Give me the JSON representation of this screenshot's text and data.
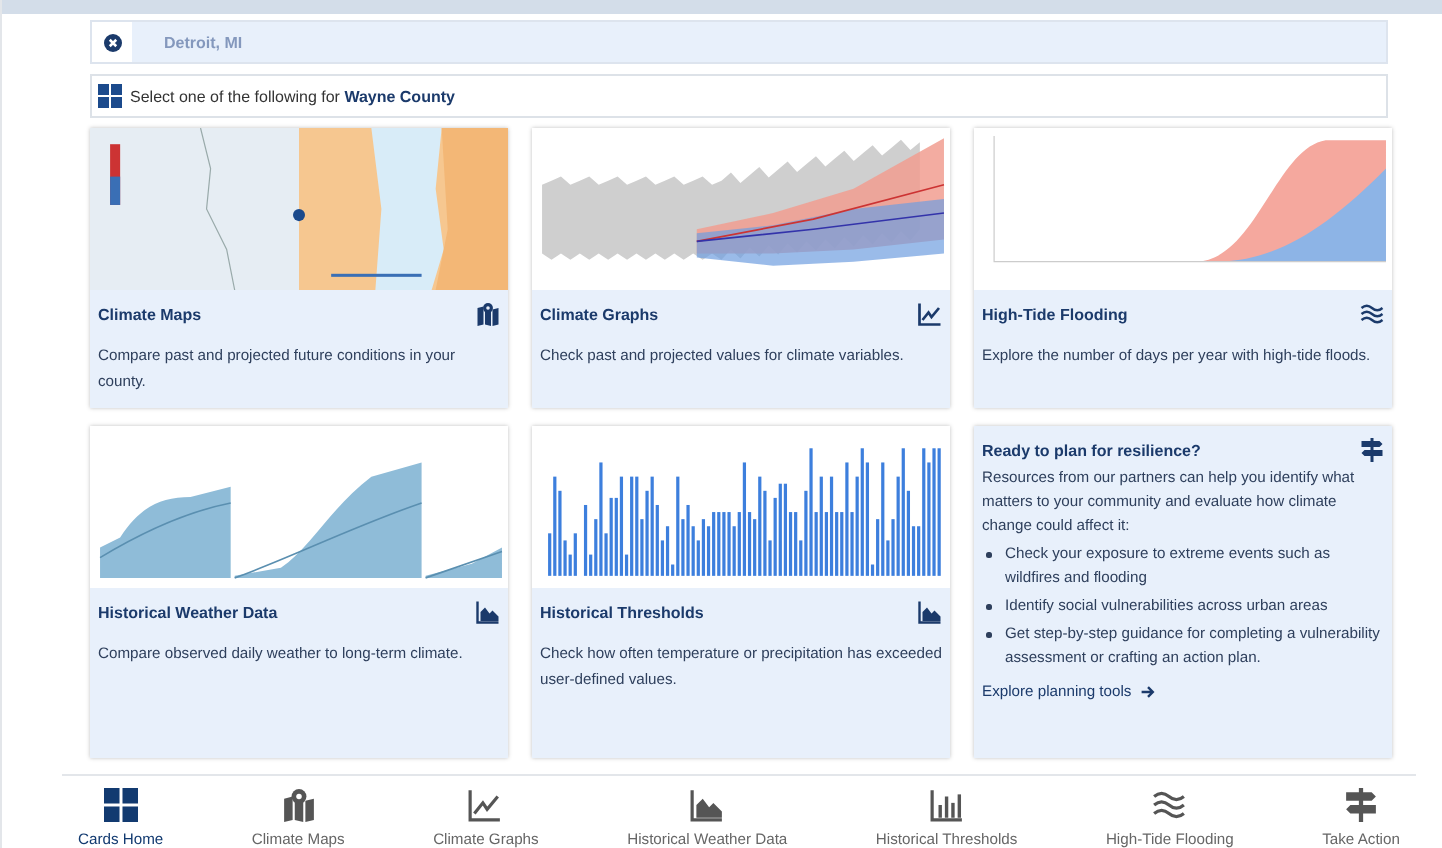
{
  "location": {
    "value": "Detroit, MI"
  },
  "prompt": "Select one of the following for **Wayne County**",
  "cards": [
    {
      "kind": "map",
      "title": "Climate Maps",
      "text": "Compare past and projected future conditions in your county."
    },
    {
      "kind": "bands",
      "title": "Climate Graphs",
      "text": "Check past and projected values for climate variables."
    },
    {
      "kind": "flood",
      "title": "High-Tide Flooding",
      "text": "Explore the number of days per year with high-tide floods."
    },
    {
      "kind": "weather",
      "title": "Historical Weather Data",
      "text": "Compare observed daily weather to long-term climate."
    },
    {
      "kind": "bars",
      "title": "Historical Thresholds",
      "text": "Check how often temperature or precipitation has exceeded user-defined values."
    }
  ],
  "plan": {
    "title": "Ready to plan for resilience?",
    "intro": "Resources from our partners can help you identify what matters to your community and evaluate how climate change could affect it:",
    "bullets": [
      "Check your exposure to extreme events such as wildfires and flooding",
      "Identify social vulnerabilities across urban areas",
      "Get step-by-step guidance for completing a vulnerability assessment or crafting an action plan."
    ],
    "link": "Explore planning tools"
  },
  "nav": [
    {
      "label": "Cards Home",
      "selected": true
    },
    {
      "label": "Climate Maps",
      "selected": false
    },
    {
      "label": "Climate Graphs",
      "selected": false
    },
    {
      "label": "Historical Weather Data",
      "selected": false
    },
    {
      "label": "Historical Thresholds",
      "selected": false
    },
    {
      "label": "High-Tide Flooding",
      "selected": false
    },
    {
      "label": "Take Action",
      "selected": false
    }
  ]
}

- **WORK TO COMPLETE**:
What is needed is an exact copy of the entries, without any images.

- **ANSWER TO THIS EXERCISE**:
Give me the JSON representation of this screenshot's text and data.
{
  "location": {
    "value": "Detroit, MI"
  },
  "prompt": "Select one of the following for **Wayne County**",
  "cards": [
    {
      "kind": "map",
      "title": "Climate Maps",
      "text": "Compare past and projected future conditions in your county."
    },
    {
      "kind": "bands",
      "title": "Climate Graphs",
      "text": "Check past and projected values for climate variables."
    },
    {
      "kind": "flood",
      "title": "High-Tide Flooding",
      "text": "Explore the number of days per year with high-tide floods."
    },
    {
      "kind": "weather",
      "title": "Historical Weather Data",
      "text": "Compare observed daily weather to long-term climate."
    },
    {
      "kind": "bars",
      "title": "Historical Thresholds",
      "text": "Check how often temperature or precipitation has exceeded user-defined values."
    }
  ],
  "plan": {
    "title": "Ready to plan for resilience?",
    "intro": "Resources from our partners can help you identify what matters to your community and evaluate how climate change could affect it:",
    "bullets": [
      "Check your exposure to extreme events such as wildfires and flooding",
      "Identify social vulnerabilities across urban areas",
      "Get step-by-step guidance for completing a vulnerability assessment or crafting an action plan."
    ],
    "link": "Explore planning tools"
  },
  "nav": [
    {
      "label": "Cards Home",
      "selected": true
    },
    {
      "label": "Climate Maps",
      "selected": false
    },
    {
      "label": "Climate Graphs",
      "selected": false
    },
    {
      "label": "Historical Weather Data",
      "selected": false
    },
    {
      "label": "Historical Thresholds",
      "selected": false
    },
    {
      "label": "High-Tide Flooding",
      "selected": false
    },
    {
      "label": "Take Action",
      "selected": false
    }
  ]
}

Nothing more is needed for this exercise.